“Hopefully, we might have some good news by Christmas. But I cannot say outright whether we will get into Category 1,” he said.
The Department of Transportation and Communications earlier said only two out of the 22 actionable items identified by the US Federal Aviation Authority as safety concerns remained unresolved.
These were the lack of qualified safety personnel and the absence of an integrated IT system to modernize the sector’s database.
The Icao group’s visit coincided with the breakdown of the very high frequency omni-directional range (VOR), a crucial navigational aid in major airports that caused the diversion to Clark of nine international flights and three domestic flights.

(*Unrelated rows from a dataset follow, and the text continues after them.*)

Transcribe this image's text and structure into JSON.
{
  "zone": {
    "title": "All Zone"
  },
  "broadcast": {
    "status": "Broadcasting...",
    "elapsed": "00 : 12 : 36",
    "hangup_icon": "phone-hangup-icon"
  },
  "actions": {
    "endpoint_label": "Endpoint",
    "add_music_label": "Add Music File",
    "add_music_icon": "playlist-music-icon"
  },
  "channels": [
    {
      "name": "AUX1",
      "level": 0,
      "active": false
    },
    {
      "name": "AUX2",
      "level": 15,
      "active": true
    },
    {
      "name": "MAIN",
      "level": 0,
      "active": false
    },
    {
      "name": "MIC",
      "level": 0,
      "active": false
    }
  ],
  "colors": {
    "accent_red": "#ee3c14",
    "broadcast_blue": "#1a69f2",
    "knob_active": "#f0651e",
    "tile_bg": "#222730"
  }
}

On October 9 the VOR conked out again, forcing at least 13 local and one international flight to be diverted to the Diosdado Macapagal International Airport.
Two years ago, the VOR/DME (distance measuring equipment) failed to be on air for two months after more than 12 years of service.
The Caap had to cannibalize the Subic VOR to replace the so-called defective elements, thus bugging the Manila VOR. The Manila International Airport Authority (Miaa) agreed to fund the purchase of a new VOR, estimated between P80 million and P120 million.
Then-Transportation Secretary Mar Roxas II approved the emergency purchase of a new VOR, which was also approved by the Miaa board during an full court (en banc) session.
Transportation Undersecretary for Planning and Operations Rafael Antonio Santos, signed in behalf of Roxas, the same source said.
However, it appears that the Caap failed to form a Bids and Awards Committee that would decide whom to award the right to purchase the VOR.
Many airline companies, especially the low-cost carriers, are complaining about the frequent diversions to Clark, Cebu and Laoag, which eat into their profits. They criticize the slow progress being made in the aviation sector, but are afraid to air their criticisms publicly for fear of backlash from administration officials.